  • I was using the httptest package and still getting this issue with my tests. Then I scrolled far enough up my output and found the runtime panic that was causing my test server to fail to close the connection.
    – Omn
    Aug 27, 2015 at 18:42
  • 1
    That makes sense. I was getting the EOF error on every second consecutive request I made. It drove me crazy because if I executed the same series of requests in a Python CLI everything worked out so I knew it was Go specific. I was just dreading the idea that it was the target server doing something on every second request that upset Go's http implementation specifically.
    – jeteon
    Dec 25, 2015 at 2:14
  • @cgilling hi, run the code at play.golang.org/p/hxuIOC49ac, instead of "a quarter to a half of the requests have errors", all returned success, any idea why?
    – DiveInto
    Feb 28, 2019 at 12:47
  • @DiveInto wow, I just saw this comment, sorry for the super late reply. I didn't actually go and investigate further but I can think of one of two options ordered by likelihood: (1) adobe.com supports keep alive connections and isn't closing the connection without first informing you (2) the go http code has change (I think (1) is the most likely answer by far) <- Hah reading some of the comments below it looks like I was wrong in my ordering of likelihood and the bug was fixed in go 1.6 :)
    – cgilling
    May 21, 2022 at 0:21
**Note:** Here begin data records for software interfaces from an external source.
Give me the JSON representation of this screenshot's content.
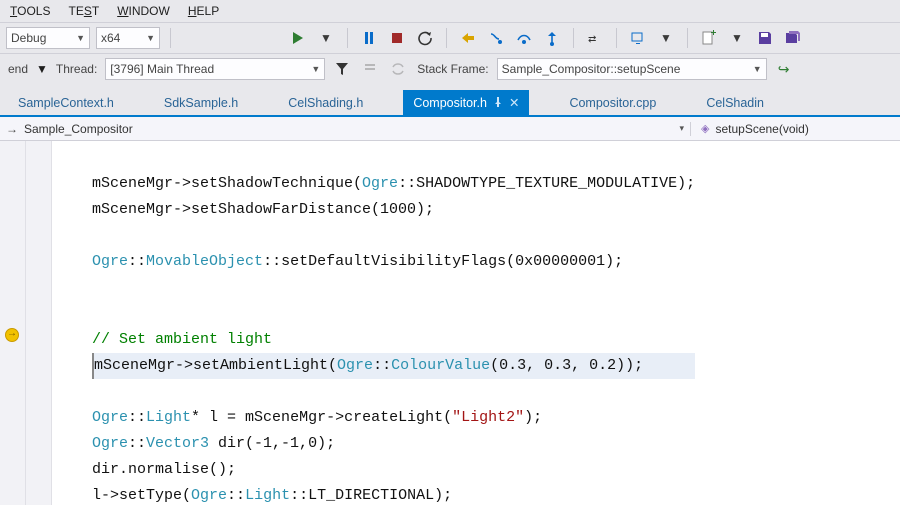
{
  "menubar": {
    "tools": "TOOLS",
    "test": "TEST",
    "window": "WINDOW",
    "help": "HELP"
  },
  "toolbar1": {
    "config": "Debug",
    "platform": "x64"
  },
  "toolbar2": {
    "end_label": "end",
    "thread_label": "Thread:",
    "thread_value": "[3796] Main Thread",
    "stackframe_label": "Stack Frame:",
    "stackframe_value": "Sample_Compositor::setupScene"
  },
  "tabs": [
    {
      "label": "SampleContext.h",
      "active": false
    },
    {
      "label": "SdkSample.h",
      "active": false
    },
    {
      "label": "CelShading.h",
      "active": false
    },
    {
      "label": "Compositor.h",
      "active": true
    },
    {
      "label": "Compositor.cpp",
      "active": false
    },
    {
      "label": "CelShadin",
      "active": false
    }
  ],
  "breadcrumb": {
    "scope": "Sample_Compositor",
    "member": "setupScene(void)"
  },
  "code": {
    "l1a": "mSceneMgr->setShadowTechnique(",
    "l1t": "Ogre",
    "l1b": "::SHADOWTYPE_TEXTURE_MODULATIVE);",
    "l2a": "mSceneMgr->setShadowFarDistance(1000);",
    "l3": "",
    "l4t1": "Ogre",
    "l4a": "::",
    "l4t2": "MovableObject",
    "l4b": "::setDefaultVisibilityFlags(0x00000001);",
    "l5": "",
    "l6": "",
    "l7c": "// Set ambient light",
    "l8a": "mSceneMgr->setAmbientLight(",
    "l8t1": "Ogre",
    "l8b": "::",
    "l8t2": "ColourValue",
    "l8c": "(0.3, 0.3, 0.2));",
    "l9": "",
    "l10t1": "Ogre",
    "l10a": "::",
    "l10t2": "Light",
    "l10b": "* l = mSceneMgr->createLight(",
    "l10s": "\"Light2\"",
    "l10c": ");",
    "l11t1": "Ogre",
    "l11a": "::",
    "l11t2": "Vector3",
    "l11b": " dir(-1,-1,0);",
    "l12": "dir.normalise();",
    "l13a": "l->setType(",
    "l13t1": "Ogre",
    "l13b": "::",
    "l13t2": "Light",
    "l13c": "::LT_DIRECTIONAL);"
  },
  "breakpoint_line_index": 7
}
I'm going to guess there is no problem with your code. The most likely cause of your problem is because the server is closing the connection. Rate limiting is one possible reason for this.

Your test shouldn't be relying on an external service that's very brittle and not hermetic. Instead you should think about spinning up a test server locally.

  • 1
    Thanks, I ran the tests with a sleep in between and it looks like its working again. Rate limiting is probably it.
    – chourobin
    Jul 19, 2013 at 2:43
  • 17
    this answer is wrong (and preaches for the wrong reasons). @Alex Davies' answer is correct
    – mwag
    Oct 17, 2016 at 3:54

My experience with this error was when I entered absolutely empty input for my JSON API!

I should send {} as empty JSON, but I sent so this error happened


I encountered this issue while sending an invalid body to a GET request

I could reproduce by making a request similar to below:

var requestBody interface{}
requestData, _ := json.Marshal(requestBody)
payload = strings.NewReader(string(requestData))

req, err := http.NewRequest("GET", url, payload)

I was developing an image download app when this problem occurs.
Tried request.Close=true but not work.
60% requests resulted in a EOF error.

I thought maybe it is an image server problem, not my code.
But php code works fine.

Then I use

var client = &http.Client{
    Transport: &http.Transport{},

to make request, instead of


problem gone. Not sure why,I guess something with RoundTripper

Your Answer

By clicking “Post Your Answer”, you agree to our terms of service, privacy policy and cookie policy

Not the answer you're looking for? Browse other questions tagged or ask your own question.